When Design Was An Offshoot Of Printing
During the 19th century an increase of printed materials fostered the rise in trade magazines. The content centered on information for the craft and profession. The Inland Printer was created in October 1883 “as a local trade magazine for the booming mid-western printing industry,” states an website entry for the Rockwell Center For American Visual Studies. It started small but within a decade this little monthly became the bible of the printing industry and has become a primary source of historical information especially regarding the burgeoning arts of type, typography and graphic advertising design. In 1894, The Inland Printer became the first American magazine to have a new cover designed for every issue. Some of the most influential of illustrators of the day created distinctive covers for the magazine, including Will Bradley and the brothers J. C. and Frank X. Leyendecker

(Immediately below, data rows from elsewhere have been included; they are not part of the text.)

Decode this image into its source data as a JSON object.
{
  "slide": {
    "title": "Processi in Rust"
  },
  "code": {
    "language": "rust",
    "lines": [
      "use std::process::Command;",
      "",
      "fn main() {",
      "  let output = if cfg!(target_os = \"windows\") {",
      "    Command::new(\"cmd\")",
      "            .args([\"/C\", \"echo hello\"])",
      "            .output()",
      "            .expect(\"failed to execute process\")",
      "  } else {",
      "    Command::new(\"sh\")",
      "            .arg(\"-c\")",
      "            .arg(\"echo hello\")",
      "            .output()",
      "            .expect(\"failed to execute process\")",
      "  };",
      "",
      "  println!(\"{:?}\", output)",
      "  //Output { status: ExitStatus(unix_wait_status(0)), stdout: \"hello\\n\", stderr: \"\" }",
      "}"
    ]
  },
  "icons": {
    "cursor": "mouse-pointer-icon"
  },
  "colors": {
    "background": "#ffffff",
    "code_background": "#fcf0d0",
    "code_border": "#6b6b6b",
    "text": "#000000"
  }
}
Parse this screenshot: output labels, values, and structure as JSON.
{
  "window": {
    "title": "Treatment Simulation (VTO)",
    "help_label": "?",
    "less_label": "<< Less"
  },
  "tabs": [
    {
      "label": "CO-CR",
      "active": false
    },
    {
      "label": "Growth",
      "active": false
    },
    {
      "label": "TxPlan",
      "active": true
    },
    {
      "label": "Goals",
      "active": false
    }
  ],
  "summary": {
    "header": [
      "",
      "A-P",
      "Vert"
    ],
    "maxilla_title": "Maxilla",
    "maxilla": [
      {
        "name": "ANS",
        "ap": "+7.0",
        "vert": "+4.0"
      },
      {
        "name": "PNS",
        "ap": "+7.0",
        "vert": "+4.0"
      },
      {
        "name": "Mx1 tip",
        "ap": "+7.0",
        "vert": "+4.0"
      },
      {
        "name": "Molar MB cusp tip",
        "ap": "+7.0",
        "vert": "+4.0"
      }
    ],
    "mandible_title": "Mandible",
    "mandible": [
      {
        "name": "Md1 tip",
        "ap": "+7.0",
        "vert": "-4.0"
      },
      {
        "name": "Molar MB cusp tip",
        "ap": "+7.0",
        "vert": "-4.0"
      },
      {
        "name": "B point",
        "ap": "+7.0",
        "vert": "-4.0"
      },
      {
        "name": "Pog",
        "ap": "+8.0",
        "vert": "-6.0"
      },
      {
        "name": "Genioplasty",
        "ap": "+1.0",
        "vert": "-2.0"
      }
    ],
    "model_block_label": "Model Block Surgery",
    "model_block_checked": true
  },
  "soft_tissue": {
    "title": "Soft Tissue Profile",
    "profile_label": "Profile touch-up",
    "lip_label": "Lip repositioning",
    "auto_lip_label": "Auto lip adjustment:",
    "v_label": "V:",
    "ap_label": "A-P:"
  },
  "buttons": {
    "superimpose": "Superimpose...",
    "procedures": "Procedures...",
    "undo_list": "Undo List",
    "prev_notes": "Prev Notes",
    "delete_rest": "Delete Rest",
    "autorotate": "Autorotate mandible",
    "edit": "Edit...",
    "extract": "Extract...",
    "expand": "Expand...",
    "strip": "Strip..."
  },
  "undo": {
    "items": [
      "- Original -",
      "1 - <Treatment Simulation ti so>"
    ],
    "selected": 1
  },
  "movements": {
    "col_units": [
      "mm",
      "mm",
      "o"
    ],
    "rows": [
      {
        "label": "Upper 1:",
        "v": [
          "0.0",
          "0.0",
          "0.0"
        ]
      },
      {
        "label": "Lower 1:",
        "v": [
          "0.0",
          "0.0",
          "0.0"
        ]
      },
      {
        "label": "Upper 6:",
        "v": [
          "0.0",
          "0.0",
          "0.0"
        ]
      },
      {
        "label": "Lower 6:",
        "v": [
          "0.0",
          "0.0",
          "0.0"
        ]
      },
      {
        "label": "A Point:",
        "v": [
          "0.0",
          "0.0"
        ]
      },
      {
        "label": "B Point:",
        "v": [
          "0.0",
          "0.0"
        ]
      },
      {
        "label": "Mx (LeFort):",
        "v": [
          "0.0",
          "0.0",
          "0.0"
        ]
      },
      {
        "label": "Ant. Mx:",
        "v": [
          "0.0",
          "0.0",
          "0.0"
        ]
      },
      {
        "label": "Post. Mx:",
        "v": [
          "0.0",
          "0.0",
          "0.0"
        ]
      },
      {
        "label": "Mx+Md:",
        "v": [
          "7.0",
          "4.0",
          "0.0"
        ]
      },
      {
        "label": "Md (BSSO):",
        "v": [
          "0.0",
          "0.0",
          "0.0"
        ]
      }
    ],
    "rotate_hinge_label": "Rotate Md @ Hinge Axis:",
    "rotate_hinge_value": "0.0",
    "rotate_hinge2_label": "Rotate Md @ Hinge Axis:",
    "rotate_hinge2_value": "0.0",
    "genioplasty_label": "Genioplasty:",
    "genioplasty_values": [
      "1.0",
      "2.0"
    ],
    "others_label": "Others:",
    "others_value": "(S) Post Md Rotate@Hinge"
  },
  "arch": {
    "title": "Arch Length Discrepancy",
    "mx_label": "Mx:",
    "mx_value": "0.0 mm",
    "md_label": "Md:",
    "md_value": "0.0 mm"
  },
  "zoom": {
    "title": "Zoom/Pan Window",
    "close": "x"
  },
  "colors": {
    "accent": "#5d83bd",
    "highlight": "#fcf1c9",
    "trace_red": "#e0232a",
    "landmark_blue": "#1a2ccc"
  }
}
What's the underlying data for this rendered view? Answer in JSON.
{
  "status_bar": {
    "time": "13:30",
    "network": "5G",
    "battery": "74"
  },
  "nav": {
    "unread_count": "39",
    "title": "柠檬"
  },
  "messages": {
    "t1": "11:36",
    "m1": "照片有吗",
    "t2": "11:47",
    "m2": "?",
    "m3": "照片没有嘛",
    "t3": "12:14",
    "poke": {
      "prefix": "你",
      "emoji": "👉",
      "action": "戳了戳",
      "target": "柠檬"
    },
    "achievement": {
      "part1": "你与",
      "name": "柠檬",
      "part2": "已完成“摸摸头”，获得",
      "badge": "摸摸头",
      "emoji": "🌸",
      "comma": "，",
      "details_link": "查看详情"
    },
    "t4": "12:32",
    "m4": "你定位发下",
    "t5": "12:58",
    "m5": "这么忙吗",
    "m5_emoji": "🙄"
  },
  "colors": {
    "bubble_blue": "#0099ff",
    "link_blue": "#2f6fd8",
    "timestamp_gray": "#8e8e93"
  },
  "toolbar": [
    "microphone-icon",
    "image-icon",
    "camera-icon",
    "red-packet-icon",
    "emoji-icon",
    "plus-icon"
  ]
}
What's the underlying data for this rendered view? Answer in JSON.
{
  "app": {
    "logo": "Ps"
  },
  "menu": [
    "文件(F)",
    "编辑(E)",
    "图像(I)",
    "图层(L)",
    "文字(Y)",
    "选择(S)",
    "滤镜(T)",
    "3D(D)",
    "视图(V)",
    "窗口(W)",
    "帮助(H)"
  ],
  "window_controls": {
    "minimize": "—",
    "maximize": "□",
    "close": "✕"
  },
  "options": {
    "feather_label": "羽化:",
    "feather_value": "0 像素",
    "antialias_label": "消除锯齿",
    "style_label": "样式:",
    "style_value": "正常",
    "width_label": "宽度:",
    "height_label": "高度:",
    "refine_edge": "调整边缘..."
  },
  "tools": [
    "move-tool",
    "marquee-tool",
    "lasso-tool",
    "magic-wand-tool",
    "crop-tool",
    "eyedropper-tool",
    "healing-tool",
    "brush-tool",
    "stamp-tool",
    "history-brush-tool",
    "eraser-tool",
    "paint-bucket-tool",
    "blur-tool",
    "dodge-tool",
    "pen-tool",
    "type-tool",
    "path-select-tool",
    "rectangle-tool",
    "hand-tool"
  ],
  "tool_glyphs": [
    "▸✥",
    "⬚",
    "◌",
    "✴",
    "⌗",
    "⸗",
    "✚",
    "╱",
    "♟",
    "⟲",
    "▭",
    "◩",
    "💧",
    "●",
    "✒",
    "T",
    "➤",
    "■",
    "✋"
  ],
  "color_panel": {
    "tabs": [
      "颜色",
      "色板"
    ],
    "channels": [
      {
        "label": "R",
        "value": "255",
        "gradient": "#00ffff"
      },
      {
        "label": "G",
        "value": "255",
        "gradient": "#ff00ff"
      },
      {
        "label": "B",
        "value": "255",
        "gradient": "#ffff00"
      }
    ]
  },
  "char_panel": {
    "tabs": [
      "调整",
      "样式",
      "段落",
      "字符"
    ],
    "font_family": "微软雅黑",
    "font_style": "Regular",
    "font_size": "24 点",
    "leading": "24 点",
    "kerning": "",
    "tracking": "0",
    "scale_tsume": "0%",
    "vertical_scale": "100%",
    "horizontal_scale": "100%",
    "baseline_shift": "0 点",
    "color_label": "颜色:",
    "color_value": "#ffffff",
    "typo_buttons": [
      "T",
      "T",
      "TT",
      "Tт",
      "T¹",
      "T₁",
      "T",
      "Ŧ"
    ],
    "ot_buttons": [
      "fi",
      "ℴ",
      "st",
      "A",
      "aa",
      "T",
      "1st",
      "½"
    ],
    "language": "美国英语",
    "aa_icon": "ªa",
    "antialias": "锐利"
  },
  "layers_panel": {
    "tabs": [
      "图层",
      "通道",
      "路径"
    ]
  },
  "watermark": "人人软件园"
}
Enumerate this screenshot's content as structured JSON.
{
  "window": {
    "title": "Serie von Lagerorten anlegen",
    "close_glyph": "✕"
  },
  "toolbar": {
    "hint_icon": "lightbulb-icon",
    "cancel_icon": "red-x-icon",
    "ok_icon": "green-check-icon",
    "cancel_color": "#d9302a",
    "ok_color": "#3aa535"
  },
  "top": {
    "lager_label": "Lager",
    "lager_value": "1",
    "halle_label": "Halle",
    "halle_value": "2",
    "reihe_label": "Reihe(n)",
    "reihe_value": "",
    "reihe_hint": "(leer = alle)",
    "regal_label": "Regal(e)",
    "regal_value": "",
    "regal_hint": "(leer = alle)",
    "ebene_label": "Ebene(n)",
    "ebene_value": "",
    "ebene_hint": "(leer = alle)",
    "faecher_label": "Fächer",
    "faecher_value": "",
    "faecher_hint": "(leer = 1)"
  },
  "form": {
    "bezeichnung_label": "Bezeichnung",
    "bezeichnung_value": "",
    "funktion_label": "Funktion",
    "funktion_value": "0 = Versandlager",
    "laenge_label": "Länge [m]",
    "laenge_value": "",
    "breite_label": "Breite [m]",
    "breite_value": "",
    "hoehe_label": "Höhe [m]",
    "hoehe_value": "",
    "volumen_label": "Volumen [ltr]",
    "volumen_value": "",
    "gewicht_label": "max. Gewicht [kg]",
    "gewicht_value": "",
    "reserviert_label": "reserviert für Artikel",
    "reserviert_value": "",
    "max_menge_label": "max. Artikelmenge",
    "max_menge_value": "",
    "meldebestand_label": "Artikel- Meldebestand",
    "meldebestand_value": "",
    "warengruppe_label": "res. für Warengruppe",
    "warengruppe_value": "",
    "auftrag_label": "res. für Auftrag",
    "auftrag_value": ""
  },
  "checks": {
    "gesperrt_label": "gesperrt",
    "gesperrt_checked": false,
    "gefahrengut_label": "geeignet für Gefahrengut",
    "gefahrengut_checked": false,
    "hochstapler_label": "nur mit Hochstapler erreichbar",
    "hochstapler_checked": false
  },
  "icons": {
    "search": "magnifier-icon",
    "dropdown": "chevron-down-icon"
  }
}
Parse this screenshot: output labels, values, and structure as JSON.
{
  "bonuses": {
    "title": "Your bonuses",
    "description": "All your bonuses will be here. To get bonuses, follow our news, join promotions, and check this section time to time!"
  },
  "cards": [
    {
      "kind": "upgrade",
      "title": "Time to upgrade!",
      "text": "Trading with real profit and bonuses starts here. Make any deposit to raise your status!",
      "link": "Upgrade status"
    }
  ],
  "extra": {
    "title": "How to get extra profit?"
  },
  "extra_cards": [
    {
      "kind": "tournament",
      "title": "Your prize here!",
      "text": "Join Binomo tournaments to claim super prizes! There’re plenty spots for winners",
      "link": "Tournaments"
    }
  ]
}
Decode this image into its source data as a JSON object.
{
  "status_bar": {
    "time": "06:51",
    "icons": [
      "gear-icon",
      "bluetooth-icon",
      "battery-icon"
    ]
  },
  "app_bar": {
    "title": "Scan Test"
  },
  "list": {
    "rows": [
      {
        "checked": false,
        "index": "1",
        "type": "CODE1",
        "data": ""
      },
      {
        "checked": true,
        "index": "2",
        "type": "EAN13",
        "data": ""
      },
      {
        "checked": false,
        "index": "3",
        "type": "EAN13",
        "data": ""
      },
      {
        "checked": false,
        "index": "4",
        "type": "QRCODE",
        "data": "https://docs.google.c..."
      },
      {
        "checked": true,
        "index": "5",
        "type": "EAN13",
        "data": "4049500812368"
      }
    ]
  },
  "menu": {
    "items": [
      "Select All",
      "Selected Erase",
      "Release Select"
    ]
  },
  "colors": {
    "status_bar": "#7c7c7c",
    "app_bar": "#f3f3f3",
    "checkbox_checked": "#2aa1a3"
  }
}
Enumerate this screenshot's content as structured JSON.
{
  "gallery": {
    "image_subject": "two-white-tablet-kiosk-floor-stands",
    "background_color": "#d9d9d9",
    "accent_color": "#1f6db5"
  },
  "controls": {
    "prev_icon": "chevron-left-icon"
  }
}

These pages from a 1902-3 volume reveal the birth of communication arts as an industry in the United States — history in the making was made.